*REQUIRED WORK*. With nothing added and nothing dropped, copy the entire listing.

=== Begin Enclosure ===

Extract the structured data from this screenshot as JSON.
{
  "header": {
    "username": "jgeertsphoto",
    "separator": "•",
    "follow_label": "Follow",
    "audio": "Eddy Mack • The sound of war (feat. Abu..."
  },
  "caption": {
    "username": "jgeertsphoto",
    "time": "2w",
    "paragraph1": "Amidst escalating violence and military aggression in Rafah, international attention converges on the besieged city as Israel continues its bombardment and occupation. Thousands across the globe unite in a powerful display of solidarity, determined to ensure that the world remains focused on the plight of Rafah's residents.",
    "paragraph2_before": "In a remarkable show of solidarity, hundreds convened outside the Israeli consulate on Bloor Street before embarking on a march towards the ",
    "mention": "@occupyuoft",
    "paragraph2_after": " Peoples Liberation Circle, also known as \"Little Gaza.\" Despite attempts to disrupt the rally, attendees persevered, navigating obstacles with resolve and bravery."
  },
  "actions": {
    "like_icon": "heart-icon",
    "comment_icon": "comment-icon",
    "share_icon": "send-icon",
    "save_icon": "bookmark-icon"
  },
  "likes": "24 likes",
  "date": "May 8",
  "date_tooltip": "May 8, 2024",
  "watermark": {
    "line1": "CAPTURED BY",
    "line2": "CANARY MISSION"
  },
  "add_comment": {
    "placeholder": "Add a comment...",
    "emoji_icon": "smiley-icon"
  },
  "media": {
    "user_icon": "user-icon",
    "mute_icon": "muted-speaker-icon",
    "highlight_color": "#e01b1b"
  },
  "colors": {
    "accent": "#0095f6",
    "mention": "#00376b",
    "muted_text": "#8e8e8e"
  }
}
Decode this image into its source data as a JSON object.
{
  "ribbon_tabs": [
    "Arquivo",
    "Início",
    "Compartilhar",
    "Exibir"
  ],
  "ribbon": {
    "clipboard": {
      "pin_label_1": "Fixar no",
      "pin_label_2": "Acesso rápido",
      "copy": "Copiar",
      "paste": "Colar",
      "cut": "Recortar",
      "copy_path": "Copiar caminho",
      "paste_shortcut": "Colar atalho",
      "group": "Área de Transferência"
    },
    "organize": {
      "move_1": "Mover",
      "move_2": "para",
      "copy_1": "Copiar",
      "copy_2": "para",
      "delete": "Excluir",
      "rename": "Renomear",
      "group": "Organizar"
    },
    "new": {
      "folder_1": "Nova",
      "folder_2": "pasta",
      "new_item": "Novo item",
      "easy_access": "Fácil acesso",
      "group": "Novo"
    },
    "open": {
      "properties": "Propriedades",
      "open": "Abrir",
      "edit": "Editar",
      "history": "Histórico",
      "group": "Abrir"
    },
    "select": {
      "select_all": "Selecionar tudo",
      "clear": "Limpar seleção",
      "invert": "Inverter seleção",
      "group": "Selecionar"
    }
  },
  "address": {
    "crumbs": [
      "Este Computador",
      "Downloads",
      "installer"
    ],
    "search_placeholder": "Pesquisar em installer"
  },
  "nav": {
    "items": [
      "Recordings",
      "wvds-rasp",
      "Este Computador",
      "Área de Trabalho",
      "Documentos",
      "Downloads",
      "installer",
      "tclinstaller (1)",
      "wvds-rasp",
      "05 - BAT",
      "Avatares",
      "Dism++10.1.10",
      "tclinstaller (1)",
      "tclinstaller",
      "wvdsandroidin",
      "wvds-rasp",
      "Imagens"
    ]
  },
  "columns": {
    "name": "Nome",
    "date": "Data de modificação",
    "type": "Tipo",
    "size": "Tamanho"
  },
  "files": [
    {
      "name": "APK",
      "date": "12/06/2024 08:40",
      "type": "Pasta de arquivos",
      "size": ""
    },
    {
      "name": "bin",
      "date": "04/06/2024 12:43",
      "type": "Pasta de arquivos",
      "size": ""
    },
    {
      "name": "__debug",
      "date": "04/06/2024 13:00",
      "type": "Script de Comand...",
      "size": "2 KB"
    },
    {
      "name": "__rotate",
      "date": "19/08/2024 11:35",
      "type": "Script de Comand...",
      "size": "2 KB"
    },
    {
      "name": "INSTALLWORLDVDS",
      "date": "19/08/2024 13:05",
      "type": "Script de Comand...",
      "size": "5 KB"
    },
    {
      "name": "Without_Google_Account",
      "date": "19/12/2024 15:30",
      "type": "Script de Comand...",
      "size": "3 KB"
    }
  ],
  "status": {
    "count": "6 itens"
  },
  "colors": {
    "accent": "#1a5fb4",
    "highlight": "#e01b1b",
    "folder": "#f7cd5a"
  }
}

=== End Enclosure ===

*ANSWER BOX*.
Extract the structured data from this screenshot as JSON.
{
  "header": {
    "username": "jgeertsphoto",
    "separator": "•",
    "follow_label": "Follow",
    "audio": "Eddy Mack • The sound of war (feat. Abu..."
  },
  "caption": {
    "username": "jgeertsphoto",
    "time": "2w",
    "paragraph1": "Amidst escalating violence and military aggression in Rafah, international attention converges on the besieged city as Israel continues its bombardment and occupation. Thousands across the globe unite in a powerful display of solidarity, determined to ensure that the world remains focused on the plight of Rafah's residents.",
    "paragraph2_before": "In a remarkable show of solidarity, hundreds convened outside the Israeli consulate on Bloor Street before embarking on a march towards the ",
    "mention": "@occupyuoft",
    "paragraph2_after": " Peoples Liberation Circle, also known as \"Little Gaza.\" Despite attempts to disrupt the rally, attendees persevered, navigating obstacles with resolve and bravery."
  },
  "actions": {
    "like_icon": "heart-icon",
    "comment_icon": "comment-icon",
    "share_icon": "send-icon",
    "save_icon": "bookmark-icon"
  },
  "likes": "24 likes",
  "date": "May 8",
  "date_tooltip": "May 8, 2024",
  "watermark": {
    "line1": "CAPTURED BY",
    "line2": "CANARY MISSION"
  },
  "add_comment": {
    "placeholder": "Add a comment...",
    "emoji_icon": "smiley-icon"
  },
  "media": {
    "user_icon": "user-icon",
    "mute_icon": "muted-speaker-icon",
    "highlight_color": "#e01b1b"
  },
  "colors": {
    "accent": "#0095f6",
    "mention": "#00376b",
    "muted_text": "#8e8e8e"
  }
}
Decode this image into its source data as a JSON object.
{
  "ribbon_tabs": [
    "Arquivo",
    "Início",
    "Compartilhar",
    "Exibir"
  ],
  "ribbon": {
    "clipboard": {
      "pin_label_1": "Fixar no",
      "pin_label_2": "Acesso rápido",
      "copy": "Copiar",
      "paste": "Colar",
      "cut": "Recortar",
      "copy_path": "Copiar caminho",
      "paste_shortcut": "Colar atalho",
      "group": "Área de Transferência"
    },
    "organize": {
      "move_1": "Mover",
      "move_2": "para",
      "copy_1": "Copiar",
      "copy_2": "para",
      "delete": "Excluir",
      "rename": "Renomear",
      "group": "Organizar"
    },
    "new": {
      "folder_1": "Nova",
      "folder_2": "pasta",
      "new_item": "Novo item",
      "easy_access": "Fácil acesso",
      "group": "Novo"
    },
    "open": {
      "properties": "Propriedades",
      "open": "Abrir",
      "edit": "Editar",
      "history": "Histórico",
      "group": "Abrir"
    },
    "select": {
      "select_all": "Selecionar tudo",
      "clear": "Limpar seleção",
      "invert": "Inverter seleção",
      "group": "Selecionar"
    }
  },
  "address": {
    "crumbs": [
      "Este Computador",
      "Downloads",
      "installer"
    ],
    "search_placeholder": "Pesquisar em installer"
  },
  "nav": {
    "items": [
      "Recordings",
      "wvds-rasp",
      "Este Computador",
      "Área de Trabalho",
      "Documentos",
      "Downloads",
      "installer",
      "tclinstaller (1)",
      "wvds-rasp",
      "05 - BAT",
      "Avatares",
      "Dism++10.1.10",
      "tclinstaller (1)",
      "tclinstaller",
      "wvdsandroidin",
      "wvds-rasp",
      "Imagens"
    ]
  },
  "columns": {
    "name": "Nome",
    "date": "Data de modificação",
    "type": "Tipo",
    "size": "Tamanho"
  },
  "files": [
    {
      "name": "APK",
      "date": "12/06/2024 08:40",
      "type": "Pasta de arquivos",
      "size": ""
    },
    {
      "name": "bin",
      "date": "04/06/2024 12:43",
      "type": "Pasta de arquivos",
      "size": ""
    },
    {
      "name": "__debug",
      "date": "04/06/2024 13:00",
      "type": "Script de Comand...",
      "size": "2 KB"
    },
    {
      "name": "__rotate",
      "date": "19/08/2024 11:35",
      "type": "Script de Comand...",
      "size": "2 KB"
    },
    {
      "name": "INSTALLWORLDVDS",
      "date": "19/08/2024 13:05",
      "type": "Script de Comand...",
      "size": "5 KB"
    },
    {
      "name": "Without_Google_Account",
      "date": "19/12/2024 15:30",
      "type": "Script de Comand...",
      "size": "3 KB"
    }
  ],
  "status": {
    "count": "6 itens"
  },
  "colors": {
    "accent": "#1a5fb4",
    "highlight": "#e01b1b",
    "folder": "#f7cd5a"
  }
}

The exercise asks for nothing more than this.